Records drawn from a dataset:
··········

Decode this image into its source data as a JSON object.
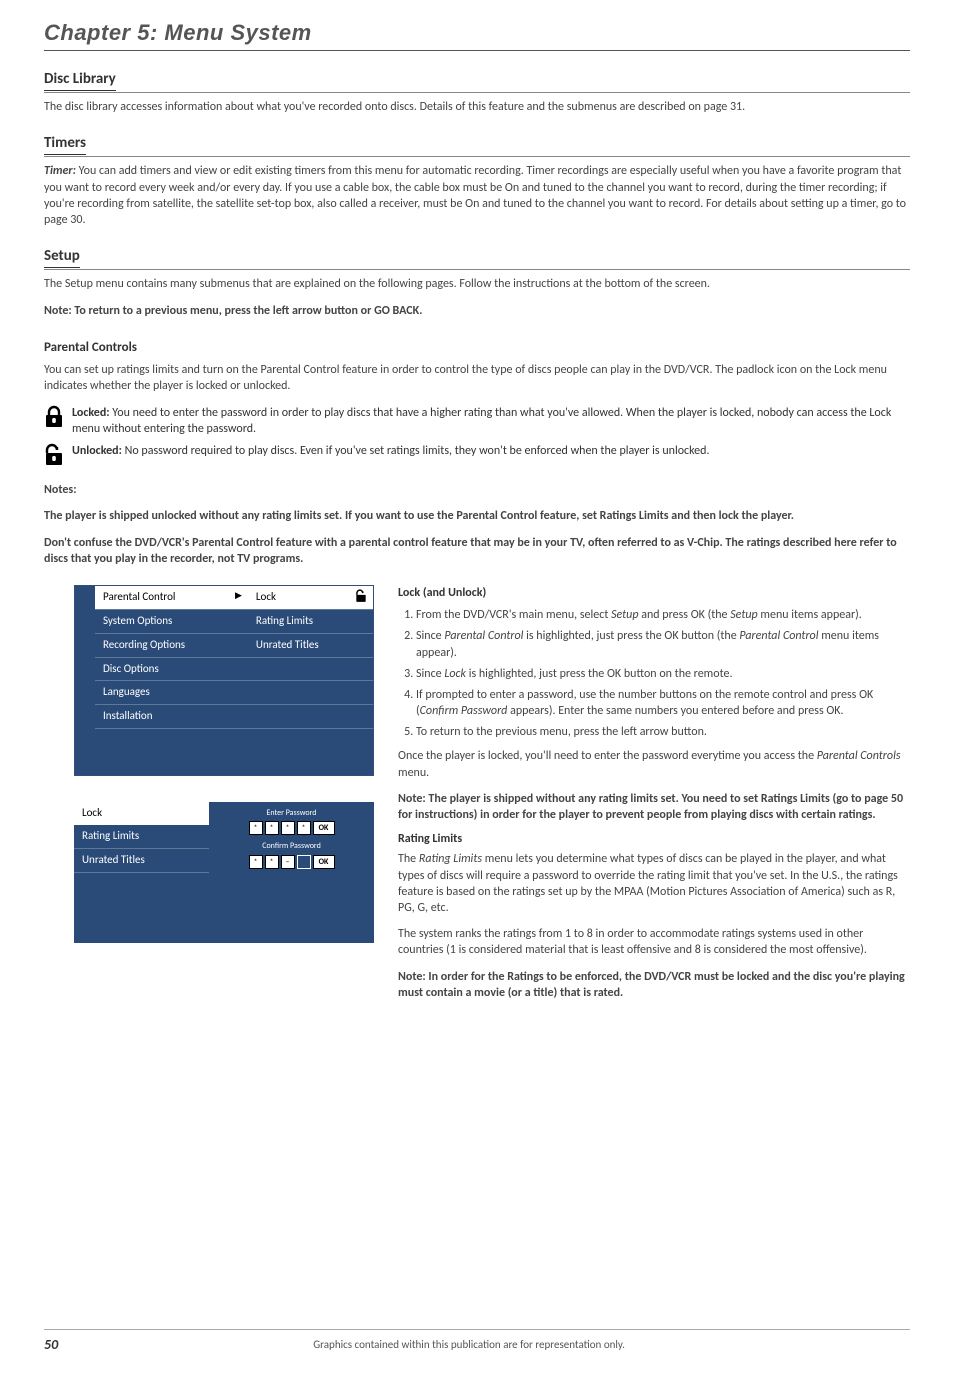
{
  "chapterTitle": "Chapter 5: Menu System",
  "discLibrary": {
    "heading": "Disc Library",
    "body": "The disc library accesses information about what you've recorded onto discs. Details of this feature and the submenus are described on page 31."
  },
  "timers": {
    "heading": "Timers",
    "leadLabel": "Timer:",
    "body": " You can add timers and view or edit existing timers from this menu for automatic recording. Timer recordings are especially useful when you have a favorite program that you want to record every week and/or every day. If you use a cable box, the cable box must be On and tuned to the channel you want to record, during the timer recording; if you're recording from satellite, the satellite set-top box, also called a receiver, must be On and tuned to the channel you want to record. For details about setting up a timer, go to page 30."
  },
  "setup": {
    "heading": "Setup",
    "body": "The Setup menu contains many submenus that are explained on the following pages. Follow the instructions at the bottom of the screen.",
    "note": "Note: To return to a previous menu, press the left arrow button or GO BACK."
  },
  "parental": {
    "heading": "Parental Controls",
    "intro": "You can set up ratings limits and turn on the Parental Control feature in order to control the type of discs people can play in the DVD/VCR. The padlock icon on the Lock menu indicates whether the player is locked or unlocked.",
    "lockedLabel": "Locked:",
    "lockedBody": " You need to enter the password in order to play discs that have a higher rating than what you've allowed. When the player is locked, nobody can access the Lock menu without entering the password.",
    "unlockedLabel": "Unlocked:",
    "unlockedBody": " No password required to play discs. Even if you've set ratings limits, they won't be enforced when the player is unlocked."
  },
  "notes": {
    "label": "Notes:",
    "line1": "The player is shipped unlocked without any rating limits set. If you want to use the Parental Control feature, set Ratings Limits and then lock the player.",
    "line2": "Don't confuse the DVD/VCR's Parental Control feature with a parental control feature that may be in your TV, often referred to as V-Chip. The ratings described here refer to discs that you play in the recorder, not TV programs."
  },
  "menu1": {
    "left": [
      "Parental Control",
      "System Options",
      "Recording Options",
      "Disc Options",
      "Languages",
      "Installation"
    ],
    "right": [
      "Lock",
      "Rating Limits",
      "Unrated Titles"
    ]
  },
  "menu2": {
    "left": [
      "Lock",
      "Rating Limits",
      "Unrated Titles"
    ],
    "enterPassword": "Enter Password",
    "confirmPassword": "Confirm Password",
    "ok": "OK"
  },
  "lockUnlock": {
    "heading": "Lock (and Unlock)",
    "steps": [
      {
        "pre": "From the DVD/VCR's main menu, select ",
        "em": "Setup",
        "mid": " and press OK (the ",
        "em2": "Setup",
        "post": " menu items appear)."
      },
      {
        "pre": "Since ",
        "em": "Parental Control",
        "mid": " is highlighted, just press the OK button (the ",
        "em2": "Parental Control",
        "post": " menu items appear)."
      },
      {
        "pre": "Since ",
        "em": "Lock",
        "mid": " is highlighted, just press the OK button on the remote.",
        "em2": "",
        "post": ""
      },
      {
        "pre": "If prompted to enter a password, use the number buttons on the remote control and press OK (",
        "em": "Confirm Password",
        "mid": " appears). Enter the same numbers you entered before and press OK.",
        "em2": "",
        "post": ""
      },
      {
        "pre": "To return to the previous menu, press the left arrow button.",
        "em": "",
        "mid": "",
        "em2": "",
        "post": ""
      }
    ],
    "afterSteps1a": "Once the player is locked, you'll need to enter the password everytime you access the ",
    "afterSteps1em": "Parental Controls",
    "afterSteps1b": " menu.",
    "noteBold": "Note: The player is shipped without any rating limits set. You need to set Ratings Limits (go to page 50 for instructions) in order for the player to prevent people from playing discs with certain ratings."
  },
  "ratingLimits": {
    "heading": "Rating Limits",
    "p1a": "The ",
    "p1em": "Rating Limits",
    "p1b": " menu lets you determine what types of discs can be played in the player, and what types of discs will require a password to override the rating limit that you've set. In the U.S., the ratings feature is based on the ratings set up by the MPAA (Motion Pictures Association of America) such as R, PG, G, etc.",
    "p2": "The system ranks the ratings from 1 to 8 in order to accommodate ratings systems used in other countries (1 is considered material that is least offensive and 8 is considered the most offensive).",
    "noteBold": "Note: In order for the Ratings to be enforced, the DVD/VCR must be locked and the disc you're playing must contain a movie (or a title) that is rated."
  },
  "footer": {
    "page": "50",
    "caption": "Graphics contained within this publication are for representation only."
  }
}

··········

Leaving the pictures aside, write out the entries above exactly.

Decode this image into its source data as a JSON object.
{
  "chapterTitle": "Chapter 5: Menu System",
  "discLibrary": {
    "heading": "Disc Library",
    "body": "The disc library accesses information about what you've recorded onto discs. Details of this feature and the submenus are described on page 31."
  },
  "timers": {
    "heading": "Timers",
    "leadLabel": "Timer:",
    "body": " You can add timers and view or edit existing timers from this menu for automatic recording. Timer recordings are especially useful when you have a favorite program that you want to record every week and/or every day. If you use a cable box, the cable box must be On and tuned to the channel you want to record, during the timer recording; if you're recording from satellite, the satellite set-top box, also called a receiver, must be On and tuned to the channel you want to record. For details about setting up a timer, go to page 30."
  },
  "setup": {
    "heading": "Setup",
    "body": "The Setup menu contains many submenus that are explained on the following pages. Follow the instructions at the bottom of the screen.",
    "note": "Note: To return to a previous menu, press the left arrow button or GO BACK."
  },
  "parental": {
    "heading": "Parental Controls",
    "intro": "You can set up ratings limits and turn on the Parental Control feature in order to control the type of discs people can play in the DVD/VCR. The padlock icon on the Lock menu indicates whether the player is locked or unlocked.",
    "lockedLabel": "Locked:",
    "lockedBody": " You need to enter the password in order to play discs that have a higher rating than what you've allowed. When the player is locked, nobody can access the Lock menu without entering the password.",
    "unlockedLabel": "Unlocked:",
    "unlockedBody": " No password required to play discs. Even if you've set ratings limits, they won't be enforced when the player is unlocked."
  },
  "notes": {
    "label": "Notes:",
    "line1": "The player is shipped unlocked without any rating limits set. If you want to use the Parental Control feature, set Ratings Limits and then lock the player.",
    "line2": "Don't confuse the DVD/VCR's Parental Control feature with a parental control feature that may be in your TV, often referred to as V-Chip. The ratings described here refer to discs that you play in the recorder, not TV programs."
  },
  "menu1": {
    "left": [
      "Parental Control",
      "System Options",
      "Recording Options",
      "Disc Options",
      "Languages",
      "Installation"
    ],
    "right": [
      "Lock",
      "Rating Limits",
      "Unrated Titles"
    ]
  },
  "menu2": {
    "left": [
      "Lock",
      "Rating Limits",
      "Unrated Titles"
    ],
    "enterPassword": "Enter Password",
    "confirmPassword": "Confirm Password",
    "ok": "OK"
  },
  "lockUnlock": {
    "heading": "Lock (and Unlock)",
    "steps": [
      {
        "pre": "From the DVD/VCR's main menu, select ",
        "em": "Setup",
        "mid": " and press OK (the ",
        "em2": "Setup",
        "post": " menu items appear)."
      },
      {
        "pre": "Since ",
        "em": "Parental Control",
        "mid": " is highlighted, just press the OK button (the ",
        "em2": "Parental Control",
        "post": " menu items appear)."
      },
      {
        "pre": "Since ",
        "em": "Lock",
        "mid": " is highlighted, just press the OK button on the remote.",
        "em2": "",
        "post": ""
      },
      {
        "pre": "If prompted to enter a password, use the number buttons on the remote control and press OK (",
        "em": "Confirm Password",
        "mid": " appears). Enter the same numbers you entered before and press OK.",
        "em2": "",
        "post": ""
      },
      {
        "pre": "To return to the previous menu, press the left arrow button.",
        "em": "",
        "mid": "",
        "em2": "",
        "post": ""
      }
    ],
    "afterSteps1a": "Once the player is locked, you'll need to enter the password everytime you access the ",
    "afterSteps1em": "Parental Controls",
    "afterSteps1b": " menu.",
    "noteBold": "Note: The player is shipped without any rating limits set. You need to set Ratings Limits (go to page 50 for instructions) in order for the player to prevent people from playing discs with certain ratings."
  },
  "ratingLimits": {
    "heading": "Rating Limits",
    "p1a": "The ",
    "p1em": "Rating Limits",
    "p1b": " menu lets you determine what types of discs can be played in the player, and what types of discs will require a password to override the rating limit that you've set. In the U.S., the ratings feature is based on the ratings set up by the MPAA (Motion Pictures Association of America) such as R, PG, G, etc.",
    "p2": "The system ranks the ratings from 1 to 8 in order to accommodate ratings systems used in other countries (1 is considered material that is least offensive and 8 is considered the most offensive).",
    "noteBold": "Note: In order for the Ratings to be enforced, the DVD/VCR must be locked and the disc you're playing must contain a movie (or a title) that is rated."
  },
  "footer": {
    "page": "50",
    "caption": "Graphics contained within this publication are for representation only."
  }
}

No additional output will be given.